NASA uses a lot of gold… It isn’t for jewelry or teeth; gold is actually used on a number of spacecrafts and other items sent outside of Earth. Despite the very expensive nature of gold, it has some great properties that make it a wonderful fit for the harsh environment of space.
Unlike tin, aluminum, copper, or other metals that are typically used in foil, gold foil is actually quite unique. Gold also serves a very important feature on many spacecraft which is that it provides a fantastic barrier to radiation. The atmosphere of Earth protects us from a lot of the harmful radiation from the sun and other things in outer space, but without that protective covering, humans are susceptible to high doses of radiation. Furthermore, without the protective atmosphere of Earth, machinery and instrumentation are affected by heat through radiation. Using gold as an insulator will ensure that equipment is functioning properly and kept at the right temperature.
Another great benefit of gold is that it does not tarnish or rust in the same way other metals do. This means that gold doesn’t require a lot of upkeep or maintenance, which means the spacecraft may launch sooner. Gold is also much more malleable when stretched as compared to aluminum or copper, which makes it much easier to work with.
Lastly, gold is also used as a collection plate. Similar to the Petri dishes found used for cleanroom testing, scientists can see what types of particles hit the spacecraft while outside of Earth.

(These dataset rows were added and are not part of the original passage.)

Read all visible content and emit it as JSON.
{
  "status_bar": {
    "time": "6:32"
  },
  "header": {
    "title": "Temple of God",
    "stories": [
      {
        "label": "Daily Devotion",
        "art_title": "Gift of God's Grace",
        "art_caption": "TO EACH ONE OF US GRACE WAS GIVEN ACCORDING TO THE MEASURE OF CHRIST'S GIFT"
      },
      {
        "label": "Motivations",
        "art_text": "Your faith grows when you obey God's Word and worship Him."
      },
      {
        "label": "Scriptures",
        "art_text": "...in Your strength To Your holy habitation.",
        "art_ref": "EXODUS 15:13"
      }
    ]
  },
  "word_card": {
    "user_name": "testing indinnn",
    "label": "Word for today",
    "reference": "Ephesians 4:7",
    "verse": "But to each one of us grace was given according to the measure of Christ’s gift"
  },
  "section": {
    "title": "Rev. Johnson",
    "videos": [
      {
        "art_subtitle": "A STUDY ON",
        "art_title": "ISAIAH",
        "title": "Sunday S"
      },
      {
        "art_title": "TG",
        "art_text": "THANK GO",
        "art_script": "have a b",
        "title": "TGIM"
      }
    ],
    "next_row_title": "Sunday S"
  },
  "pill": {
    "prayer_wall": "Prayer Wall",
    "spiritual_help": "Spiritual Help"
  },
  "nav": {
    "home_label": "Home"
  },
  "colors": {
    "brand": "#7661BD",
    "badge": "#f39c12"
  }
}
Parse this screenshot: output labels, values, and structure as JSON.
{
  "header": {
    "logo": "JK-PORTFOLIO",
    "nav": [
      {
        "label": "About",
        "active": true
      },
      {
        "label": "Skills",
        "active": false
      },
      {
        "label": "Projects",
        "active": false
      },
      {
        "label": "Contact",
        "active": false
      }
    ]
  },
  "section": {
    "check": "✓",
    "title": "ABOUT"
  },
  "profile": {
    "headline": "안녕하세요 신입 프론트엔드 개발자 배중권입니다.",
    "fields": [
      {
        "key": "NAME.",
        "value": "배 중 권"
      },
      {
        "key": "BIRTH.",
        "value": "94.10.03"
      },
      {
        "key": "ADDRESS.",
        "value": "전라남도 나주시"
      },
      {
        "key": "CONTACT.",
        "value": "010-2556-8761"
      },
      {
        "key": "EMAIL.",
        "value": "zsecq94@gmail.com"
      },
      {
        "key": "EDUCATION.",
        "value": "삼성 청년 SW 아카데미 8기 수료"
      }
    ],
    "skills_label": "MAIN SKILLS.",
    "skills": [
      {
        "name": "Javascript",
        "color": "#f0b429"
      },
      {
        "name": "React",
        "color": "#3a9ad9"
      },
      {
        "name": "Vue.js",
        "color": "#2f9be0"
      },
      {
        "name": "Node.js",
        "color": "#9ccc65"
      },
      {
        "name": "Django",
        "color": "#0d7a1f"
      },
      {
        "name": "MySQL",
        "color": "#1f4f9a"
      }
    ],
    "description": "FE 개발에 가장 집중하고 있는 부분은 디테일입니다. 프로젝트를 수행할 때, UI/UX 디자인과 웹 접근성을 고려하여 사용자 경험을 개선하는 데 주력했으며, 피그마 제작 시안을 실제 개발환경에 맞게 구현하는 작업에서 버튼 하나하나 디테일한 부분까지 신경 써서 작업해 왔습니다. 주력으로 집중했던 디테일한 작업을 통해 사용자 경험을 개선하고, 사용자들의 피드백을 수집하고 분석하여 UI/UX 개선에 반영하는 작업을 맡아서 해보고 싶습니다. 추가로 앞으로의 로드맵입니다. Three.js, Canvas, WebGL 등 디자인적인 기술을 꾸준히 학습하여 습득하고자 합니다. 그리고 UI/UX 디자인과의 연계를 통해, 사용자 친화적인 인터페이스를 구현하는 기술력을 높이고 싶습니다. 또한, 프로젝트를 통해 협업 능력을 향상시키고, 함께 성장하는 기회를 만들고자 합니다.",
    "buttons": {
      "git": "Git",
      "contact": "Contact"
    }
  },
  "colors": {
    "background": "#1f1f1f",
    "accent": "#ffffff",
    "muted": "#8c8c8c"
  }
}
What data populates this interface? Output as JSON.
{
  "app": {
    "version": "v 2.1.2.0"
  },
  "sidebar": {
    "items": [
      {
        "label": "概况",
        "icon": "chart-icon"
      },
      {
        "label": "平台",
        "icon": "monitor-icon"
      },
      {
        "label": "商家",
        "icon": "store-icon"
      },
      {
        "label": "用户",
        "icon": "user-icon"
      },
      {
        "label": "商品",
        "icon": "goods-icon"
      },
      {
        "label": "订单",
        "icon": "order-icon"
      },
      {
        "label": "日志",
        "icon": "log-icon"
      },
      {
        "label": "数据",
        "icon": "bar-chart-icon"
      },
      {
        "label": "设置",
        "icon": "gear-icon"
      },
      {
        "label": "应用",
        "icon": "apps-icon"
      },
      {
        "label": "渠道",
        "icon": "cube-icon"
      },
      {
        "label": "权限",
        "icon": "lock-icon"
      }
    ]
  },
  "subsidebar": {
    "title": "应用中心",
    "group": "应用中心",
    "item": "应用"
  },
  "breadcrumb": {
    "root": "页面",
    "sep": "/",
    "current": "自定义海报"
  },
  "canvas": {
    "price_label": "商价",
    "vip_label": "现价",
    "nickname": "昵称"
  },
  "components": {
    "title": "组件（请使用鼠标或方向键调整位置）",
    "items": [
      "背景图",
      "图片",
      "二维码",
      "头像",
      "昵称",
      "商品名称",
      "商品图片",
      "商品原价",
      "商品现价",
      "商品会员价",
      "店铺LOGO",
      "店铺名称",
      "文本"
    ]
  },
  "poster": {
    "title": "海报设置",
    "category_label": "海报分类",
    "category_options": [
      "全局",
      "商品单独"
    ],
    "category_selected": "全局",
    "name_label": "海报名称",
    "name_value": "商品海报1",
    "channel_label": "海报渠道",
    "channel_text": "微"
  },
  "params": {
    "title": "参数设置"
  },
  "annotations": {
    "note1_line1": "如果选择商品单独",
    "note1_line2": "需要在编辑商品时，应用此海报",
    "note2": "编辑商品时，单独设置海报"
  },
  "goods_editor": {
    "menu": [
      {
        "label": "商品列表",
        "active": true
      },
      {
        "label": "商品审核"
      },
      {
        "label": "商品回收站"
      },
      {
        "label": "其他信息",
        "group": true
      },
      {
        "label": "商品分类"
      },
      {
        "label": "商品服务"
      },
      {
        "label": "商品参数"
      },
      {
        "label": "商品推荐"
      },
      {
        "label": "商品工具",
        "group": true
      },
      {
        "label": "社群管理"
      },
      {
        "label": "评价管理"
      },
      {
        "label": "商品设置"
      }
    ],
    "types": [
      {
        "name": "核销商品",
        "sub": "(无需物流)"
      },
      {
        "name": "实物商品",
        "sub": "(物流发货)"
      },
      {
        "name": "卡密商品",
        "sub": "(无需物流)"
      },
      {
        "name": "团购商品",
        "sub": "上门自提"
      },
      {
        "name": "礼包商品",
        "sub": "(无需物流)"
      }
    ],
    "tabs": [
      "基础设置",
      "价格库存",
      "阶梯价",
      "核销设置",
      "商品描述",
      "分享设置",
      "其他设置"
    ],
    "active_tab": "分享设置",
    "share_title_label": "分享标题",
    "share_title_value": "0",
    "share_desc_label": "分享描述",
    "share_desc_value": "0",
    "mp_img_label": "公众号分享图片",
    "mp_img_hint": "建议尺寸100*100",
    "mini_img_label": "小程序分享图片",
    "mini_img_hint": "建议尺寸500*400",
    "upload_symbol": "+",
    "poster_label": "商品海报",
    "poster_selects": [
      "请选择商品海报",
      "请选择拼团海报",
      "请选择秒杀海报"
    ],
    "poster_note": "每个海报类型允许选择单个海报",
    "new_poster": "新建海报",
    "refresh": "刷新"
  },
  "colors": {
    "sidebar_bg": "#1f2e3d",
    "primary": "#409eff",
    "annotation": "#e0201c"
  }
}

Just about everything that gets sent into space spends some time in a cleanroom. This ensures that machinery and electronics can be kept free of contamination and that we don’t send organisms from Earth to the universe. Furthermore, the gold is typically applied, tested and cleaned in the cleanroom.